When it comes to finding potato inspiration, it's hard to beat Peru, potatoes' ground zero, not only for the country's sheer potato variety but also for the innumerable potato preparations Peruvians use.
The potato chip probably originated here, with potatoes sliced thinly and left to dry in the sun. At Andina, an upscale Peruvian restaurant in Portland, Ore., owned by Platt and her family, dried potato slices are made into a traditional sopa di papa seca, a soup of dried potatoes, flavored with a rich soffritto of onions, garlic and peppers and finished with dried oregano, cheese and avocado.
Peruvian varieties, particularly purple ones, are making inroads into American menus. Chefs such as Tracy O'Grady like their visual impact and their dense, waxy texture, which is ideal for the grilled potato base in a scallop appetizer at Willow in Arlington, Va. Chef Adam Hegsted of Brix in Coeur d'Alene, Idaho, turns to purple potatoes any time he does a South American-influenced dish. Both purple and waxy yellow potatoes work well in the Peruvian dish causa (served at Andina), which features puréed potatoes mixed with lime juice and shaped into flat disks that support various savory fillings.
"You don't know how many flavors you can get with a potato," Platt says. "You have different tastes, colors and textures."
Wax On/Wax Off
With the growing interest in plating different kinds of potatoes, chefs are separating small waxy varieties from starchy varieties for preparations.

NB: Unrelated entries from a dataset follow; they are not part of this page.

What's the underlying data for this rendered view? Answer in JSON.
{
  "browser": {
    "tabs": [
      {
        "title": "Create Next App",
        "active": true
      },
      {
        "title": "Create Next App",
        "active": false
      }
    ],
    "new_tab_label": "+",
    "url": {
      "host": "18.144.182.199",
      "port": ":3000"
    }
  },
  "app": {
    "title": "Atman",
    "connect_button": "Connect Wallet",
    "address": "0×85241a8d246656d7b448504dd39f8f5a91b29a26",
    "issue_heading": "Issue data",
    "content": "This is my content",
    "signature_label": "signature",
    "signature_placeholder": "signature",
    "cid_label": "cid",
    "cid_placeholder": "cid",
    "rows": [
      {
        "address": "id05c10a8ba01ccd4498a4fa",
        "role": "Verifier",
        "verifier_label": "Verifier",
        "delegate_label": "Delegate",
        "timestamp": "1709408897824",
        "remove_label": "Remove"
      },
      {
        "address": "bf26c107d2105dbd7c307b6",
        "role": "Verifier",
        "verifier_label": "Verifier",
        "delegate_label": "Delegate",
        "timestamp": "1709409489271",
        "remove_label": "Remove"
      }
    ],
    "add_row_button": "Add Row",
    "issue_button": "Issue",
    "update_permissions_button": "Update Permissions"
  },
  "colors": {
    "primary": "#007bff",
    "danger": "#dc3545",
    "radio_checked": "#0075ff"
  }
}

Waxy potatoes seem better able to hold up on their own, whereas starchy potatoes such as buttes from Maine are as go-to kitchen workhorses for chefs such as Rob Evans.
Waxy: Fingerlings, larattes, red clouds or any other small, round red-skinned potato, or Yukon golds and other yellow-skinned potatoes. For super waxy, look for Peruvian purple potatoes.
Preparation: Sliced and baked, boiled whole, used in rustic mashed potatoes, served in salads
Starchy: Buttes, carolas, russets
Preparation: Baked and served whole, fried into french fries or chips, puréed and used in creamy mashed potatoes